All personal effects including household goods and unaccompanied baggage require quarantine risk assessment. A declaration is required on an official form, which is obtained from MAF Biosecurity New Zealand Clearance Service or the Agent handling the shipment.

What must I do if I want to bring live plants and cuttings into New Zealand?

You will need an Import Permit.

Contact:
Biosecurity New Zealand,
Plants and Plant Product Imports,
PO Box 2526,
Wellington.
Phone: +64 4 894 0832
Fax: +64 4 894 0662
Email: plantimports@maf.govt.nz

Will the X-ray machine affect my film or personal computer?

The level of X-ray radiation emitted by the machine is so low that it will not damage films, cameras, personal computers or computer data. A number of tests have confirmed this.

My country is not on the list of approved countries in the Guidance Document. Can I import my cat or dog?

If the country where your cat or dog lives is not listed as an approved country in the Guidance Document Link to PDF document (283 KB), then your pet is not eligible for direct import.

Should this be the case, you could move your pet to an approved country or territory where it must complete the six month residency and fulfil all of the requirements in Veterinary Certificates A & B for that country.

What does it cost to import my cat or dog?

Costs will vary, but you need to consider the following:

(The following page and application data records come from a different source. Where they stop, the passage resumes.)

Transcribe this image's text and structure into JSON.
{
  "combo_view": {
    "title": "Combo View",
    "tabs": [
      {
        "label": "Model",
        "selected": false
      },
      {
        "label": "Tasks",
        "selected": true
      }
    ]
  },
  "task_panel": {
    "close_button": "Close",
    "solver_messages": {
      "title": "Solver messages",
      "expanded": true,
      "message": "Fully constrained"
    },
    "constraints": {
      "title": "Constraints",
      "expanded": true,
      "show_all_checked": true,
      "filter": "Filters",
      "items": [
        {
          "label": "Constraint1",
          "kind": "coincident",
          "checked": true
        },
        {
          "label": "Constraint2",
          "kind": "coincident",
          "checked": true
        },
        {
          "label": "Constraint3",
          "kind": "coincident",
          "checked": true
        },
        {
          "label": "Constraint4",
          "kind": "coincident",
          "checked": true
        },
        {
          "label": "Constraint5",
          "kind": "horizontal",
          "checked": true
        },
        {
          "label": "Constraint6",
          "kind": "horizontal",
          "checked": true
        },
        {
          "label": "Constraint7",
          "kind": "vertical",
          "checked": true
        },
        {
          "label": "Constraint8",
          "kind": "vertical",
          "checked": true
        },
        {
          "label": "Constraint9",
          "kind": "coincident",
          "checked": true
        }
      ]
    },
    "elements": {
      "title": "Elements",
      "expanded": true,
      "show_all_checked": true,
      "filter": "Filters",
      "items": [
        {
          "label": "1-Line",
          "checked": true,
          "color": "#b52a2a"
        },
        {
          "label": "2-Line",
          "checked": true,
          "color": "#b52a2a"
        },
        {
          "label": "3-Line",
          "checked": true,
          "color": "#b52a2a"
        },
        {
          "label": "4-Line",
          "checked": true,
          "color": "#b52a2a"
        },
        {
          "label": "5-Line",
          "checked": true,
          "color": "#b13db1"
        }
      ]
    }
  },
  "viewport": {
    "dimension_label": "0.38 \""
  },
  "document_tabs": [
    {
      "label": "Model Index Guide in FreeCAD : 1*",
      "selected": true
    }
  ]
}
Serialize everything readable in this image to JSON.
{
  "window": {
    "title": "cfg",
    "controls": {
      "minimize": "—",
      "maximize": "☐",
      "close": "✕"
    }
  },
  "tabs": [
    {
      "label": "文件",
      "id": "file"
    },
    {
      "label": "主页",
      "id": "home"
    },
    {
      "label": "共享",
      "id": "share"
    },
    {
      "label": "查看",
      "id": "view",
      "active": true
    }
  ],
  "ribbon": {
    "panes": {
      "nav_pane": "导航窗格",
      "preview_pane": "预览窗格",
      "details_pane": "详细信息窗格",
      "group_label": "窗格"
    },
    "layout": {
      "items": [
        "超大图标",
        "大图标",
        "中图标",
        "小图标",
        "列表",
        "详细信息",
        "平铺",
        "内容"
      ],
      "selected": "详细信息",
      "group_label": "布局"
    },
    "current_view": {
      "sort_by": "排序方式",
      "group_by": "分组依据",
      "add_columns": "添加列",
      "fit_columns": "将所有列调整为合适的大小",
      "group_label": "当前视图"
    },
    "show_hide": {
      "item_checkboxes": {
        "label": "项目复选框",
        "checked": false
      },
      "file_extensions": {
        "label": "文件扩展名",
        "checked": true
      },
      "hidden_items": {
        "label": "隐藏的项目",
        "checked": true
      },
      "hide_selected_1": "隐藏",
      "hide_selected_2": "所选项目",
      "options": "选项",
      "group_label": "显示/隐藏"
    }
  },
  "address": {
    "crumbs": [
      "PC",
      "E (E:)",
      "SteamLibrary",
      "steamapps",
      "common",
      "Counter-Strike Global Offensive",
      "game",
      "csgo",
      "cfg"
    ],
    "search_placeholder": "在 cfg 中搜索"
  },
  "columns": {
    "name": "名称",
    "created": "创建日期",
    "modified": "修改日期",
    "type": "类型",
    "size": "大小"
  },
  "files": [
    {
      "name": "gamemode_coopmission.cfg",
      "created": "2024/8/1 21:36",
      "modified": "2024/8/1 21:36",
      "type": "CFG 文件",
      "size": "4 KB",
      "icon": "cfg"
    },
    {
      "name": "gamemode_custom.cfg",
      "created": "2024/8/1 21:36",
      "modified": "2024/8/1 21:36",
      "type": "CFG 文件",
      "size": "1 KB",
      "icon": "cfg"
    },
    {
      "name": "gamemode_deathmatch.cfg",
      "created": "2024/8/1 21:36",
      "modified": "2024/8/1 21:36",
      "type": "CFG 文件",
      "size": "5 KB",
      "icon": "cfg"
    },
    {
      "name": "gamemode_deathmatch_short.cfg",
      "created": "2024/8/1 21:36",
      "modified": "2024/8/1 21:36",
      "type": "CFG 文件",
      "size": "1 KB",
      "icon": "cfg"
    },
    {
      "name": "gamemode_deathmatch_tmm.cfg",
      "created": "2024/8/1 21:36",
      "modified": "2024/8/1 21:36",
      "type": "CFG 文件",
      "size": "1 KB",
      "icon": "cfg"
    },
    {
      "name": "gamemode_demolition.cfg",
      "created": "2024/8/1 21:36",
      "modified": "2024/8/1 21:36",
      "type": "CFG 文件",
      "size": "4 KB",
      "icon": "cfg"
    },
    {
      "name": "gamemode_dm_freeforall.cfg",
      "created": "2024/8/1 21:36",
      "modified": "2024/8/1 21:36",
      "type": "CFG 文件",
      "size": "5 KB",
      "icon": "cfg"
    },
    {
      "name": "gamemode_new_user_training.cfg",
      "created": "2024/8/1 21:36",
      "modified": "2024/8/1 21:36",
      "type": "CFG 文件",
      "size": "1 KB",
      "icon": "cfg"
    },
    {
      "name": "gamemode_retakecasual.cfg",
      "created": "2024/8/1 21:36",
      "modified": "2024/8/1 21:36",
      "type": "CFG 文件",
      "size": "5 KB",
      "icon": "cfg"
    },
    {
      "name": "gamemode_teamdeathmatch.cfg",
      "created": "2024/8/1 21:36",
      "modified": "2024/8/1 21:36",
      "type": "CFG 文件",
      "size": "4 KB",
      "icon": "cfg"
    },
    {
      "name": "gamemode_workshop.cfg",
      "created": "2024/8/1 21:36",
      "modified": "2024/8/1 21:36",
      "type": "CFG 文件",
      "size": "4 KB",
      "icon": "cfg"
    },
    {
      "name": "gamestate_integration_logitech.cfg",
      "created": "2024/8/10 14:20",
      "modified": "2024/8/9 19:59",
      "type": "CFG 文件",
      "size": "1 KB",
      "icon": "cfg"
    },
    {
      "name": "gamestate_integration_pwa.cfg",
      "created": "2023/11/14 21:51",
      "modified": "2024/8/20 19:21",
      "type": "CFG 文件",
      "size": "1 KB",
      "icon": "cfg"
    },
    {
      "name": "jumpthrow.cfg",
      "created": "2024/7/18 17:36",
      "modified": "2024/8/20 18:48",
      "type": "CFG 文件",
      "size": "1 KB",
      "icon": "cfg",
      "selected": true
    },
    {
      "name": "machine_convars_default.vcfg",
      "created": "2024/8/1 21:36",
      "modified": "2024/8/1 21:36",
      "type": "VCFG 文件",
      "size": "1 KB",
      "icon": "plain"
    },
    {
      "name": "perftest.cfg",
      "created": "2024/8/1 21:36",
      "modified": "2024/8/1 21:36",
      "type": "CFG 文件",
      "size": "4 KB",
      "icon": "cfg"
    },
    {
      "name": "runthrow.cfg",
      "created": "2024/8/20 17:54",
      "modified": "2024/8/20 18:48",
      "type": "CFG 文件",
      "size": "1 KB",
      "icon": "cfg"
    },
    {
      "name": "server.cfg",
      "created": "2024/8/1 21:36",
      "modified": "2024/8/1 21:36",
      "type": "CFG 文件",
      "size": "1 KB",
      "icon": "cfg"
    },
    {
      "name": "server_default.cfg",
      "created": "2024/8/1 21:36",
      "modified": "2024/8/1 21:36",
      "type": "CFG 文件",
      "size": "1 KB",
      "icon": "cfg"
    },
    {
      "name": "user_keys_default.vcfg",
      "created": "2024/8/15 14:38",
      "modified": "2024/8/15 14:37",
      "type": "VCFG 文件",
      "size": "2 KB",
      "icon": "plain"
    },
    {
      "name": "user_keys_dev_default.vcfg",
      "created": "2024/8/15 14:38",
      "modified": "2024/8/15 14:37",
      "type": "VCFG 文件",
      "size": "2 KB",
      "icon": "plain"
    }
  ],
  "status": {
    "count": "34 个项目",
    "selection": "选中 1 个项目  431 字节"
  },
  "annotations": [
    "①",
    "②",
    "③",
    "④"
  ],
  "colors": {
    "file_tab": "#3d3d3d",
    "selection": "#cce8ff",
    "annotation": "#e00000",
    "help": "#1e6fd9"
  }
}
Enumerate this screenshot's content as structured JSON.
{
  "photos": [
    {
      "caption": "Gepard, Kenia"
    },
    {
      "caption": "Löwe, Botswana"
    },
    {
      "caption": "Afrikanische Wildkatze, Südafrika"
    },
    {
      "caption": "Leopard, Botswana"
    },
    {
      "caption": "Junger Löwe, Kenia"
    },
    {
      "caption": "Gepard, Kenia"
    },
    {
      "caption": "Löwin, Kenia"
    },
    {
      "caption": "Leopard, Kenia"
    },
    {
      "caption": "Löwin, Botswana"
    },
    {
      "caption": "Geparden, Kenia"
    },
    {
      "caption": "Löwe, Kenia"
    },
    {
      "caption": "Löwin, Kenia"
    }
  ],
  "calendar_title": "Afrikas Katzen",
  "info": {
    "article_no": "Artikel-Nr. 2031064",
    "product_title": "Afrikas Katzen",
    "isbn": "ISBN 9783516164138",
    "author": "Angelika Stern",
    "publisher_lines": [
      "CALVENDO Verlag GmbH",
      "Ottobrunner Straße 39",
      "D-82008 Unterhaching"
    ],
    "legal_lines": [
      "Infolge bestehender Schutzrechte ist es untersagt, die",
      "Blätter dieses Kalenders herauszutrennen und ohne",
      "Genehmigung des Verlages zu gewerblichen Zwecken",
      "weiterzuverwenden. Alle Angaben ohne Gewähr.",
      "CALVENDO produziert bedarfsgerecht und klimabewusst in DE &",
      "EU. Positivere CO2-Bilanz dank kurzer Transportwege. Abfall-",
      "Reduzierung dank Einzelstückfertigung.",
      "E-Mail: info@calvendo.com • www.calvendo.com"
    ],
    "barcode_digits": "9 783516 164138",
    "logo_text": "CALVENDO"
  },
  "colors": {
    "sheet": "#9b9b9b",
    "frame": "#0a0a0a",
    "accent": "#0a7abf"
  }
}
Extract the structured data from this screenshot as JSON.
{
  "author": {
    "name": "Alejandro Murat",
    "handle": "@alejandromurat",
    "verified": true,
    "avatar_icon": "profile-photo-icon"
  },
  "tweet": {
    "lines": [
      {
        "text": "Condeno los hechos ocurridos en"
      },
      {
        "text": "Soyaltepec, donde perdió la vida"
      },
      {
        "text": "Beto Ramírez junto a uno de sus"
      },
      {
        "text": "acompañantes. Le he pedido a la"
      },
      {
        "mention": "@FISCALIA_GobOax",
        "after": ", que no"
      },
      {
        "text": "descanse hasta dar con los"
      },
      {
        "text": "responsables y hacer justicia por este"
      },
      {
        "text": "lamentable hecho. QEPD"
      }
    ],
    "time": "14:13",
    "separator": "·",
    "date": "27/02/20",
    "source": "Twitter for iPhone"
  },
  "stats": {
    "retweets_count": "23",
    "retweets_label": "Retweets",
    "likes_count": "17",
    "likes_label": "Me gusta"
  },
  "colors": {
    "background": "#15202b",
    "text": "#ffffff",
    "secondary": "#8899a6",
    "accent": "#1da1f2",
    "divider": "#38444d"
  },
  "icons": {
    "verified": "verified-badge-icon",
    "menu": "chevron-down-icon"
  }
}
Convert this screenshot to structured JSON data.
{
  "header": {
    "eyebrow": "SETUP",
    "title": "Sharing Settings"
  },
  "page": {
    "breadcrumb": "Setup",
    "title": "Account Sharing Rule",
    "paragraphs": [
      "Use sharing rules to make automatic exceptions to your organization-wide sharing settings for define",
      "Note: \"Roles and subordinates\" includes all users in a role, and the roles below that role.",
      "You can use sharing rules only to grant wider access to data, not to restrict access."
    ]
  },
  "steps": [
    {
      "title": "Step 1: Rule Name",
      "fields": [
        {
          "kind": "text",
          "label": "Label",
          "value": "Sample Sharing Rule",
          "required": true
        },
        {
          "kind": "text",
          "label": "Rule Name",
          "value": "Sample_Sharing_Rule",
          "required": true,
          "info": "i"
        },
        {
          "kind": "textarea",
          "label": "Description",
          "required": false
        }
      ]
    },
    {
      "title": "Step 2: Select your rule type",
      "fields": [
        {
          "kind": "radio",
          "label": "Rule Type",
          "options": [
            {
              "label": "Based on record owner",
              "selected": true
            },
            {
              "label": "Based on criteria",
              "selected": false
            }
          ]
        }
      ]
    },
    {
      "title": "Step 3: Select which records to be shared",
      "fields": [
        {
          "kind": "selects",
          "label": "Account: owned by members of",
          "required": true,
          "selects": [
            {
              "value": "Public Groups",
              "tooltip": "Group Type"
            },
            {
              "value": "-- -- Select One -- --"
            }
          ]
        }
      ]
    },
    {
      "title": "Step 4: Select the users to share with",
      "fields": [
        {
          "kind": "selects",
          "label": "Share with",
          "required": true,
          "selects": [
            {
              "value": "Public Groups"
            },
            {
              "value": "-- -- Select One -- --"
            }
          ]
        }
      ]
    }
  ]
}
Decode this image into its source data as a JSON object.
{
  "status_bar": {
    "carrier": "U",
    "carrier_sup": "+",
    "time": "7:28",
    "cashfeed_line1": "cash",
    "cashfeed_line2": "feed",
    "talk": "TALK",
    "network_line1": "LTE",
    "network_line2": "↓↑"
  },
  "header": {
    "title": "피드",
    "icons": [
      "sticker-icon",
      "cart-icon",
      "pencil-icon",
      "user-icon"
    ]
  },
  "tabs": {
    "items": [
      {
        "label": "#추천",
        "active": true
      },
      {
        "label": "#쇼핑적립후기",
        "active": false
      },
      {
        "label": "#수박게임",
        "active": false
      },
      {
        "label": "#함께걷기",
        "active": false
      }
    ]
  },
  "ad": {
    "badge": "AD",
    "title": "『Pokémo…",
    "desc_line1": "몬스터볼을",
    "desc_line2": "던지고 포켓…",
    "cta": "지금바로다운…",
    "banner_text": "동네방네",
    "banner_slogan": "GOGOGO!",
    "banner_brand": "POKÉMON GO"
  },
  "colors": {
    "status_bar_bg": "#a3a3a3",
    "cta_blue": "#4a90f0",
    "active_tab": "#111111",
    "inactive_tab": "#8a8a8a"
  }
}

Pet exporter fee (if applicable) Contact pet exporter (ask airline or your veterinarian for references, or search the internet)
Shipping Costs Contact pet exporter or airlines
Import Permit Application $166.62NZ
Veterinary visits, tests, treatments Contact pet exporter or veterinarian
Official Veterinary Certification Contact pet exporter of Official Government Veterinarian
Quarantine Contact pet exporter or quarantine facility
Biosecurity Clearance  
Customs www.customs.govt.nz (offsite link to www.customs.govt.nz)
Can the PureVax feline rabies vaccine manufactured by Merial be given to cats instead of an inactivated vaccine?

Yes.

How many rabies blood tests does my dog or cat need?

There is only one rabies blood test required. The blood sample for this must be collected between 3 and 24 months prior to the date of shipment and the rabies titre must be at least 0.5IU/ml.

Can I import my dog/cat less than 3 months after the rabies blood test?

No, the date of shipment from the country of export must be at least 3 months and no greater than 24 months after the date of sample collection for the rabies titre test.

My cats are apartment cats and have never been outside. Do they need to meet the testing requirements?

Our import requirements are based on the disease status of the country of export and all dogs and cats coming from that country must comply.

Do I need an import permit for my dog/cat?

An import permit is required for dogs and cats imported from all countries except Australia.

Do my dogs/cats need separate import permits?

All of your dogs and/or cats travelling together and going to the same transitional (quarantine) facility can share one permit.